Mohomed previously worked as a driver for Uber, but didn’t find it as profitable as he had hoped. He has been working at Smoker Friendly with his brother for about a year now, and isn’t sure what he will do if the business is forced to close. 

Nearly 800 businesses in San Francisco sell e-cigarettes. And Abdul Mohomed is one of many small-business owners who are worried for their businesses. 

In a press release from the Arab-American Grocers Association, grocer Rokia Sharifi said, “After last year’s ban, we lost $1,500 a day,” adding that he’d predict this new ban could cause a loss of up to $500 per day. 

“The store will not be able to break even if this most recent proposed ban passes. There is nothing else at this point I can bring in to make up for the loss of sales.”

The not-so-small San Francisco business that will be hurt by the ban: JUUL Labs, which controls nearly three-quarters of the e-cig market, and whose stated mission is to help adults quit smoking by developing a “satisfying alternative to cigarettes.” It’s responsible for the most popular form the e-cigarette; Juul, an unassuming device the size of a thumb drive, as sleek as an Apple product, and decidedly appealing to youth. 

Until now, JUUL has thrived in the Bay Area and beyond: Its revenue in 2018 was $2 billion.

In this past year, JUUL executives have struck a conciliatory tone, promising that they never meant for teens to use their products. JUUL sent Mission Local a statement on Monday that it shares the board’s goal to keep tobacco and vapor products out of the hands of anyone under 21 — which is why it stopped selling the teen-friendly flavored products (mango! cucumber!), enhanced its online age-verification, and shut down its social media sites. 

Still, JUUL unsurprisingly objects to San Francisco’s pending ban. 

“The prohibition of vapor products for all adults in San Francisco will not effectively address underage use and will leave cigarettes on shelves as the only choice for adult smokers, even though they kill 40,000 Californians every year,” said the statement. 
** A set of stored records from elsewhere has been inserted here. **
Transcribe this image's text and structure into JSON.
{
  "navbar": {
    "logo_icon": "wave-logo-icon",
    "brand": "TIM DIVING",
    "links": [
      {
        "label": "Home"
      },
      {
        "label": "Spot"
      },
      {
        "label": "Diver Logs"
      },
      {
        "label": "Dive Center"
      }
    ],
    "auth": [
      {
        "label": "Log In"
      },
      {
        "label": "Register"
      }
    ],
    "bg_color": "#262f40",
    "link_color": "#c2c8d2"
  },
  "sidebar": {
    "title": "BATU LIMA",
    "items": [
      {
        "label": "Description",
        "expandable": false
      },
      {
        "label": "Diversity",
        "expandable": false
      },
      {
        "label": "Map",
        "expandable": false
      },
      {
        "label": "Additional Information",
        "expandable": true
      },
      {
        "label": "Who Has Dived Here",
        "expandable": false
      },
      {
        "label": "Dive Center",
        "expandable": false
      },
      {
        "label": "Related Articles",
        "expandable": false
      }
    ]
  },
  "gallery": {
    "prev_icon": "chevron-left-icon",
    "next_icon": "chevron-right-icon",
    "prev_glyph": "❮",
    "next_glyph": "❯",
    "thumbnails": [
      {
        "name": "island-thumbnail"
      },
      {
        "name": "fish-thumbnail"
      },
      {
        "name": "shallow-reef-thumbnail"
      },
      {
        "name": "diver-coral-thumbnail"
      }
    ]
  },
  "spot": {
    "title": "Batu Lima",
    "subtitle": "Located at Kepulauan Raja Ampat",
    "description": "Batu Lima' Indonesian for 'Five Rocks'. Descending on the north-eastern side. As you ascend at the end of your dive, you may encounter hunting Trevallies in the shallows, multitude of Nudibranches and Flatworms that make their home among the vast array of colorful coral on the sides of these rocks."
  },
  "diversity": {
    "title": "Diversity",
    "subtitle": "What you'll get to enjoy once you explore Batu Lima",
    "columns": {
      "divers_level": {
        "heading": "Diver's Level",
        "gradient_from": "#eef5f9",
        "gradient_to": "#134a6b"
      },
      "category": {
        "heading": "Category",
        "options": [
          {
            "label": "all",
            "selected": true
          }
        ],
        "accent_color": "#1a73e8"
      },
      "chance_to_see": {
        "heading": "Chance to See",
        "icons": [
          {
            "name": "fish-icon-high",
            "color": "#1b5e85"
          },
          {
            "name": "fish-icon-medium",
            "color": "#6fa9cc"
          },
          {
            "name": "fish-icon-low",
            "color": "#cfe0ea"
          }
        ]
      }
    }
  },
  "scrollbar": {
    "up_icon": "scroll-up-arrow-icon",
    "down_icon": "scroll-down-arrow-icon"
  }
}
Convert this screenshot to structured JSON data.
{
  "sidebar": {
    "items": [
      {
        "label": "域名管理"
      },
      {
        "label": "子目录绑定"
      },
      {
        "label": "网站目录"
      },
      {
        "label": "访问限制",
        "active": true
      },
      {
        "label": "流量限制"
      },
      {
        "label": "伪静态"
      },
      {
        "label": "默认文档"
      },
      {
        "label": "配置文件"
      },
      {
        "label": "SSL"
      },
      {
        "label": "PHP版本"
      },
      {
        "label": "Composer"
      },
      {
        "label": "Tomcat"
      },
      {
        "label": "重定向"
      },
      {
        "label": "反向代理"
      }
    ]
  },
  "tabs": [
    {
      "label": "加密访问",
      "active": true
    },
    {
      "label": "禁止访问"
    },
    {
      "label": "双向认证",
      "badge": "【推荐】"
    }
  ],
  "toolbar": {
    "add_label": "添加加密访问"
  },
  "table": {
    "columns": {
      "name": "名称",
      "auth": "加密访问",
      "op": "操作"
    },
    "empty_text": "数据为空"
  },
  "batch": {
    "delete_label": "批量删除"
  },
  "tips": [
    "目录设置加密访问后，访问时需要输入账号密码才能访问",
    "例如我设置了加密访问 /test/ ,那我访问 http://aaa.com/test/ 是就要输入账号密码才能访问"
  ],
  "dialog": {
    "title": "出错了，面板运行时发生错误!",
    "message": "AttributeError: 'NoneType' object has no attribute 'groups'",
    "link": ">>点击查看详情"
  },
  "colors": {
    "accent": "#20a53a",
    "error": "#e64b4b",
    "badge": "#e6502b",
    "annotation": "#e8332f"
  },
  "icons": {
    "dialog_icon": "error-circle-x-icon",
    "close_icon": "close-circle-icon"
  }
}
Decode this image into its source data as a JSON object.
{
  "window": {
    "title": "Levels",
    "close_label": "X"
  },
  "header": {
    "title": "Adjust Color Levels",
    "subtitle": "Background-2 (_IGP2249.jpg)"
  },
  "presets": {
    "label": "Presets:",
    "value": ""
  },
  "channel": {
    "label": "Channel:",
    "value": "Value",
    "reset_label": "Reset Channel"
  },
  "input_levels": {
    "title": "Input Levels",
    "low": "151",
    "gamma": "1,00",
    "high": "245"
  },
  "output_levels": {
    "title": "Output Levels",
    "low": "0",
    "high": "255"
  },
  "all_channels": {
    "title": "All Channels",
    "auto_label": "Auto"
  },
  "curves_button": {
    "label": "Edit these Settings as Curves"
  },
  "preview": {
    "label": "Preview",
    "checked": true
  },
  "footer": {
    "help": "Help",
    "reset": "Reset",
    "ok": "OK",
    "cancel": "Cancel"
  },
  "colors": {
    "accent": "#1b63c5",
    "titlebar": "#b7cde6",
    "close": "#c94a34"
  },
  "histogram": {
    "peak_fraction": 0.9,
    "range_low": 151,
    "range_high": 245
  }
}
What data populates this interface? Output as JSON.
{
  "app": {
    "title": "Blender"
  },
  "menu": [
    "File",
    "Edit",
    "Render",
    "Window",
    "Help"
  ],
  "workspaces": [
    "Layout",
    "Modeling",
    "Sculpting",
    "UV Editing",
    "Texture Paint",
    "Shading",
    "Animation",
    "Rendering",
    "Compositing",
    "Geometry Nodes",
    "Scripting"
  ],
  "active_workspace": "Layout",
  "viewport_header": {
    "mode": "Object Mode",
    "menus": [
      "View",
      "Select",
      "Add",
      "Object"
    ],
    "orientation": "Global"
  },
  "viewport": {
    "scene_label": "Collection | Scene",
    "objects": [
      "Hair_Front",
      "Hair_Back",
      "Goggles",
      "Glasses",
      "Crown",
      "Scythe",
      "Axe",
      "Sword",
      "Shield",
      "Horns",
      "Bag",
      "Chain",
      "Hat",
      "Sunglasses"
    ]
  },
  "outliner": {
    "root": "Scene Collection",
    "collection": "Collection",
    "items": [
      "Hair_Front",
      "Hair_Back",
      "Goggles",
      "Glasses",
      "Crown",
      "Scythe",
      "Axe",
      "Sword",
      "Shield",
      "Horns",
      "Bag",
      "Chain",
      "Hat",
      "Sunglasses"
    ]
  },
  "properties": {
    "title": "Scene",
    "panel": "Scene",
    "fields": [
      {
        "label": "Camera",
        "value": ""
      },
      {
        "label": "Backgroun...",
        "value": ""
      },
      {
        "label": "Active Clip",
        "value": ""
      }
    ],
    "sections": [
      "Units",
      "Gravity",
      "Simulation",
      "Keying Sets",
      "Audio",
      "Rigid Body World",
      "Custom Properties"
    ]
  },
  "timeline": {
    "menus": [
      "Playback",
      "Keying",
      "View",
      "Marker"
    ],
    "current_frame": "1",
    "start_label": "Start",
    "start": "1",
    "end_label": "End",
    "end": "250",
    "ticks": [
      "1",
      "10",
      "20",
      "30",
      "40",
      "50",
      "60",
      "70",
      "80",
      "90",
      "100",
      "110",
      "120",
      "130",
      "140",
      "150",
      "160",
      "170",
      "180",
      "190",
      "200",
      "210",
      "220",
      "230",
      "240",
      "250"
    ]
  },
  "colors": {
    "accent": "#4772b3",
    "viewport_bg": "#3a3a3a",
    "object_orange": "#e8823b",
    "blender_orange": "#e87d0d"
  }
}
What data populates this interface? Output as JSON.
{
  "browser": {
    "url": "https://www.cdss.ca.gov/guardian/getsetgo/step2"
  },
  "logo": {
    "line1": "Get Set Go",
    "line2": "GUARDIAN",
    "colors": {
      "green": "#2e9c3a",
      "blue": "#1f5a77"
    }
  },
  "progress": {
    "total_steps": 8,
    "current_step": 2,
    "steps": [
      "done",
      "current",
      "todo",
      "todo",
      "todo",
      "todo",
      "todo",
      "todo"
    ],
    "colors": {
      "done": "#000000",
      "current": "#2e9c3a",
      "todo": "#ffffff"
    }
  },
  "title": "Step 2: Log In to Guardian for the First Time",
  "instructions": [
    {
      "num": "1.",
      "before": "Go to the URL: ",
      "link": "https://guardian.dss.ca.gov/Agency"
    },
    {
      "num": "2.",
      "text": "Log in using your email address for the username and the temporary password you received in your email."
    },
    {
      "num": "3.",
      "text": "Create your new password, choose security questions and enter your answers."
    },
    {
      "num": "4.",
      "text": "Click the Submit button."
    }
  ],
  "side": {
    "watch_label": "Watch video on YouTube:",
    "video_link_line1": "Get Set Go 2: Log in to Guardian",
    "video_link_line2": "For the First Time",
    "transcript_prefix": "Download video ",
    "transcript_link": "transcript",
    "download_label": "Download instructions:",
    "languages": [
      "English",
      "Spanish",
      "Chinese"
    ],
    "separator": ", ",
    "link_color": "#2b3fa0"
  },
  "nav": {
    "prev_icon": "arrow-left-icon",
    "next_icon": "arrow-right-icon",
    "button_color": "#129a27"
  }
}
The proposed bill is not retroactive, so JUUL will still be allowed to manufacture but not sell its products in San Francisco. 

As for Abdul and Rokia and other small shops, their biggest hope of continued livelihood is a proposed working group to address mitigating losses. According to Rokia, this includes reassessing the Cigarette Litter Abatement Fee; the 85 cents per pack of cigarettes sold that every retailer has to pay to the city. It also includes a proposed tobacco license buy-back program for businesses who may no longer profit from having the license, and potentially allocating more funds to the Healthy Retail SF Program, a city initiative that incentivizes corner stores into becoming places where healthy, fresh food is sold — so they don’t have to rely on the sales of e-cigarettes. 

Nicolas Cristobal, a manager at Cannabis Boutique on Mission street, said the ban isn’t expected to hurt dispensaries because they don’t have a tobacco license or sell e-cigarettes. But as a smoker, he says he doesn’t think the bill cracks down on underage vaping in exactly the right way.

“It’s a double-edged sword,” he said. “I don’t want little kids smoking. But adults should be able to make their own choices.”